FCP: Comments from the editor about the 1990 issue

From the Editor

Sherman Hanna

This first issue of Financial
Counseling and Planning
, the journal of the Association for Financial
Counseling and Planning Education (AFCPE), represents the efforts of many
people. This journal is intended to meet the needs of those involved in
formal and informal education related to financial management and financial
counseling and planning. A rigorous review process will be maintained.
Each manuscript submitted is screened by the editors. Appropriate manuscripts
are sent to three reviewers. The seven articles in this issue represent
half of the manuscripts submitted. Thirty people reviewed manuscripts for
this issue. The editor, associate editor, and assistant editor also reviewed
the manuscripts. The use of a large number of reviewers will help insure
that the journal’s focus and standards will reflect those of the membership
of the Association for Financial Counseling and Planning Education.

A common focus of many members of AFCPE is an interdisciplinary
approach to financial management issues, an approach that some would identify
as the
human ecological approach.

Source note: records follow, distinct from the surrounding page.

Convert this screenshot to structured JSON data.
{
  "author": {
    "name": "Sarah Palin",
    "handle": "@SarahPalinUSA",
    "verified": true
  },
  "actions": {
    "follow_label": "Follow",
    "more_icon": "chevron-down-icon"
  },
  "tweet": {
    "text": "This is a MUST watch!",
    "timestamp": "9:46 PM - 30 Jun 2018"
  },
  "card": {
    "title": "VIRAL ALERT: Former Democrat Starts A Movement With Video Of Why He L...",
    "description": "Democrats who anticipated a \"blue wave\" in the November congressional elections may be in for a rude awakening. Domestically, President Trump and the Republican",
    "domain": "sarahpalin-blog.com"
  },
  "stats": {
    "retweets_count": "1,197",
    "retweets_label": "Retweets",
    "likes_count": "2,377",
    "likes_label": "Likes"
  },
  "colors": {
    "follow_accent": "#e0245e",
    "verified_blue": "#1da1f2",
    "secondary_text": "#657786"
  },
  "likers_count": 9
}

Although not every article appearing
in this journal will have an interdisciplinary or human ecological approach,
the mixture of articles in this issue and in future issues will give readers
a variety of approaches to the study of financial management. The goal
of this journal is to provide reports of research and discussion of educational
issues that will be useful to financial counseling and planning educators
and to practitioners.

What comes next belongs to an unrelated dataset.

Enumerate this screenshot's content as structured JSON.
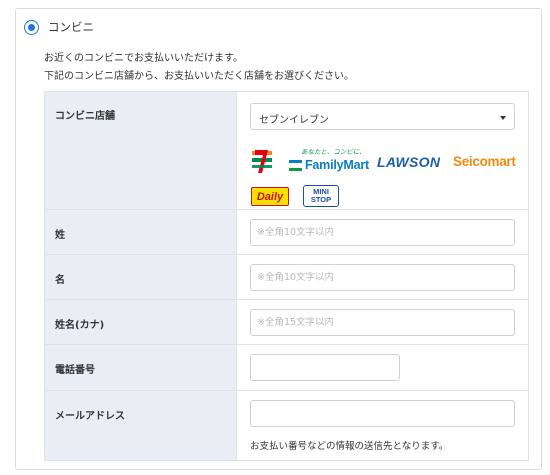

The first article of this issue, Family Resource Management
Research: 1930-1990
, by Israelsen, provides an illustration of the
human ecological approach to the study of family financial management.
A financial counselor or educator needs to focus on the total picture of
family resources, not just financial resources. A researcher in the area
of family financial management can benefit from the study of research about
other family resource management topics, such as those listed in Table
1 of Israelsen’s article. Approximately half of the research topics might
be considered family financial management topics, but the other topics
might be very relevant to some financial counseling applications.

Patterns and Obstacles to Financial Management,
by Davis and Weber, adds to the body of research on financial management
practices. The authors found that a minority of respondents used all four
recommended practices, thus raising questions for future research.

The Ratio Technique Applied to Personal Financial Statements,
by Prather, represents the first comprehensive testing of a set of household
financial ratios proposed by Griffith at the 1985 AFCPE meeting. Prather’s
article presents distributions of the household ratios for a sample of
U.S. households, and the percent of households meeting Griffith’s suggested
levels. Prather suggests modifications of some of Griffith’s ratios to
make them more usable.

Sensitivity of a Retirement Analysis Framework to Changes
in Retirement Analysis Parameters
, by Burns and Widdows, is an applied
study of the role home equity, net worth, and an estimate of permanent
income play in determining retirement savings needs. Their results can
be used by financial planners in their retirement analysis frameworks.

Attitudes Toward Seeking Financial Counseling: Instrument
, by Lown and Cook, represents a substantial contribution
to the development of an instrument for assessing attitudes toward financial
counseling. The large sample and the careful analyses in the article, combined
with the many implications for researchers, educators, and counselors,
make this a very useful article.

Children of Divorce: Financial Counseling Issues for
Custodial Parents
, by Seiling and Jackson, deals with some of the financial
implications of divorce. The financial and legal aspects of divorce are
intertwined, but not all attorneys are prepared to fully evaluate the financial
aspects. Some attorneys are hiring financial planners to consult on these
issues. Given the incidence of divorce, financial planners should be aware
of some of the issues discussed.

Dairy Farm Families’ Financial Management, by Scannell,
examines the financial practices of dairy farm families. The results may
have implications for other small businesses.

The articles in this issue demonstrate some of the topics
appropriate for this journal. Other topics related to family financial
management will be included in future issues.

 Hanna, S. (1990). Comments from the editor. Financial
Counseling and Planning, 1, 1-2.